WHAT YOU ARE ASKED TO DO: Check each line of the data, and copy those where "name" appears.

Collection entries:

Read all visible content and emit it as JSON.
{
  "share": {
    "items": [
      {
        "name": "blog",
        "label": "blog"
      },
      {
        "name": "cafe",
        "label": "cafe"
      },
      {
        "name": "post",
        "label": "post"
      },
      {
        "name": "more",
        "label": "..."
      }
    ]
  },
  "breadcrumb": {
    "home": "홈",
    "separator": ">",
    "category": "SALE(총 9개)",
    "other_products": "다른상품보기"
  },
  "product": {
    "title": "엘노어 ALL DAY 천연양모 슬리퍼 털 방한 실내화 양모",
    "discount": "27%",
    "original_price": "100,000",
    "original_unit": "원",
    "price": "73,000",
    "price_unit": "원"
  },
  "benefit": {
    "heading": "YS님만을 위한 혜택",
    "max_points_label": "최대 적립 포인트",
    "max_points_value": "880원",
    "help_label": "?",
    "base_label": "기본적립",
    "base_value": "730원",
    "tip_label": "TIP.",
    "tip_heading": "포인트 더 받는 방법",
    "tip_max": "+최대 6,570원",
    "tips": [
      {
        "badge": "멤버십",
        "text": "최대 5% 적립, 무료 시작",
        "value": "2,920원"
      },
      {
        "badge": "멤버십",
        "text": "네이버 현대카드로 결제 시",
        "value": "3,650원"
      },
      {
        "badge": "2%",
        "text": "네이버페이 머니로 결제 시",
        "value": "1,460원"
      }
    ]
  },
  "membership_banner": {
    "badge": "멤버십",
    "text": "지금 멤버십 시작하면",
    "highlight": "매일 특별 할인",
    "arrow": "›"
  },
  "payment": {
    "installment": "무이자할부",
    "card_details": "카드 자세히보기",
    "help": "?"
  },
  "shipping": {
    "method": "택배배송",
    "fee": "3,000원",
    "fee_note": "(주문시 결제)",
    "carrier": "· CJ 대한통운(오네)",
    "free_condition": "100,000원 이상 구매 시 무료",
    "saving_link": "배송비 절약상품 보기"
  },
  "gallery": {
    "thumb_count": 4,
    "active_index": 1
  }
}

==

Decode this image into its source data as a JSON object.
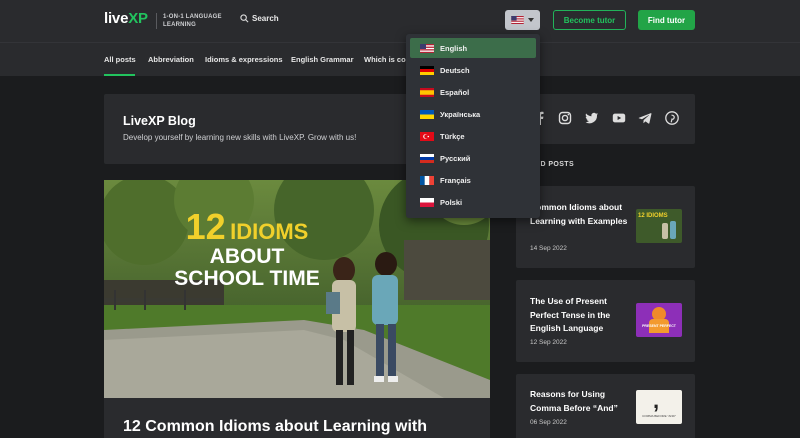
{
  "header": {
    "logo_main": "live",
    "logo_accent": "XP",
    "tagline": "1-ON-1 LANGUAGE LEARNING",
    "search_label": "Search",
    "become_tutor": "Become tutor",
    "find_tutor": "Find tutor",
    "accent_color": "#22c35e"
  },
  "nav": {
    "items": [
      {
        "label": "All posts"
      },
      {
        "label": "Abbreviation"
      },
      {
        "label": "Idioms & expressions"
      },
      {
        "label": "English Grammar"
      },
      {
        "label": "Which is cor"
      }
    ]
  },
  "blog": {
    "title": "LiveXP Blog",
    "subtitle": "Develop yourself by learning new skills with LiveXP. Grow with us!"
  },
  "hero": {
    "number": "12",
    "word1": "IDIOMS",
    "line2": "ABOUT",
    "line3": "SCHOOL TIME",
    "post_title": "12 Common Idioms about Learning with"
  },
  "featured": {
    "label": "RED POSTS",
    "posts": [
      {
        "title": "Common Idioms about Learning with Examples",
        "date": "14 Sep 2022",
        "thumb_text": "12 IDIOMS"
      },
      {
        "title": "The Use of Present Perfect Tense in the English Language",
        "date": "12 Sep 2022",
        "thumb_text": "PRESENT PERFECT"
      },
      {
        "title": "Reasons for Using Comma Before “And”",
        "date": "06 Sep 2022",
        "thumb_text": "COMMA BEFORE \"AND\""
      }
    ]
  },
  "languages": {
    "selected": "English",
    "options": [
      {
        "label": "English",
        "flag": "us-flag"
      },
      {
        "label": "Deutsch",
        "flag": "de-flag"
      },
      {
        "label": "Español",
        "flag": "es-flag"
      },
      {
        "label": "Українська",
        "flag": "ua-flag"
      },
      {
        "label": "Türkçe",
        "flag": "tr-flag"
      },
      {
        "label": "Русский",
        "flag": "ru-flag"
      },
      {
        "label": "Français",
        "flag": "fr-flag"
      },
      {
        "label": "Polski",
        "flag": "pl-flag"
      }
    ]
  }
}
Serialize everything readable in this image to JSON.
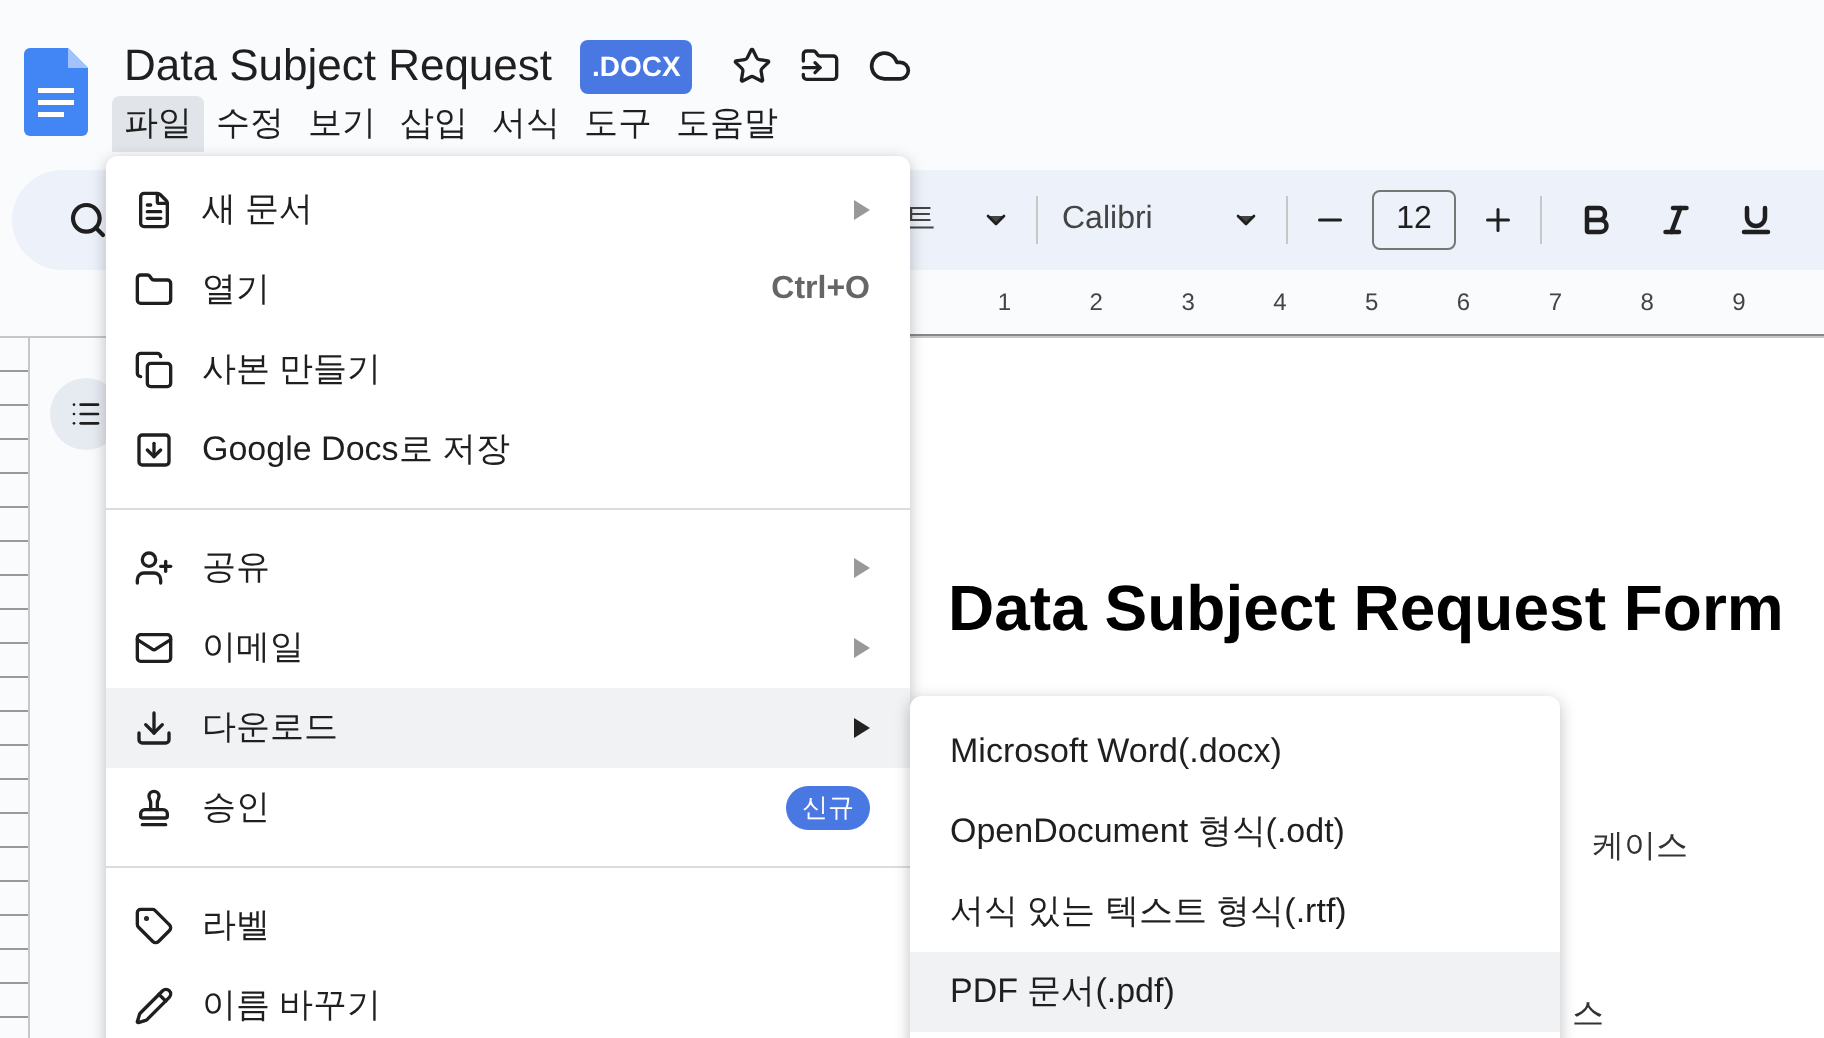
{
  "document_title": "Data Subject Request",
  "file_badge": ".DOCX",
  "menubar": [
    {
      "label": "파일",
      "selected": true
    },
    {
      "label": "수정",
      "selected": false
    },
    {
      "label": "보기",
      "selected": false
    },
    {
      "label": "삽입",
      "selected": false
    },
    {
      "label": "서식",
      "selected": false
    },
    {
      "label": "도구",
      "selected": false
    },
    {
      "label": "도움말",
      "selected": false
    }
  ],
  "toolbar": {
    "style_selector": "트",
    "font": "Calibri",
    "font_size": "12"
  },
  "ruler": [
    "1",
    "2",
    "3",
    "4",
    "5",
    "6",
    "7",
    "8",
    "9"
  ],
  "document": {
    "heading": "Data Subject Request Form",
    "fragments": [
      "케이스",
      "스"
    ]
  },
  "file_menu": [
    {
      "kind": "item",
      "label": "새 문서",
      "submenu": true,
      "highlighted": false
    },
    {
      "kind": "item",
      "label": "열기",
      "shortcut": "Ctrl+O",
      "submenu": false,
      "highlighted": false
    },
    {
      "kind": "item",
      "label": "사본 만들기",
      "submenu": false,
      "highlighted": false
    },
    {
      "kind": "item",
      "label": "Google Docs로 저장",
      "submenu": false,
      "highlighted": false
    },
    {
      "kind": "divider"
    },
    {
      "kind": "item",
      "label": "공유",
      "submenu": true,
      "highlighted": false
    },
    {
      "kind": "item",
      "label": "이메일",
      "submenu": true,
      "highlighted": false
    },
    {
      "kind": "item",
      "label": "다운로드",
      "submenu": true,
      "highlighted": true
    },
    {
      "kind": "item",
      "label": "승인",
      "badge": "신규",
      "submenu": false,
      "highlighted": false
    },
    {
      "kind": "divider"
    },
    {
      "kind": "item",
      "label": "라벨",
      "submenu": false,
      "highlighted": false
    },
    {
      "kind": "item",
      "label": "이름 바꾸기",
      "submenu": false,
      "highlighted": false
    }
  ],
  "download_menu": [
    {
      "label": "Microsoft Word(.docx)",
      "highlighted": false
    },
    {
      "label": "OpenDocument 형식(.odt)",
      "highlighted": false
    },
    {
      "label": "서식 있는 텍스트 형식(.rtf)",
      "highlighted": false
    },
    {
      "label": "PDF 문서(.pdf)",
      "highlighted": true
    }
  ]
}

TASK SOLUTION:
        "name": "blog",
        "name": "cafe",
        "name": "post",
        "name": "more",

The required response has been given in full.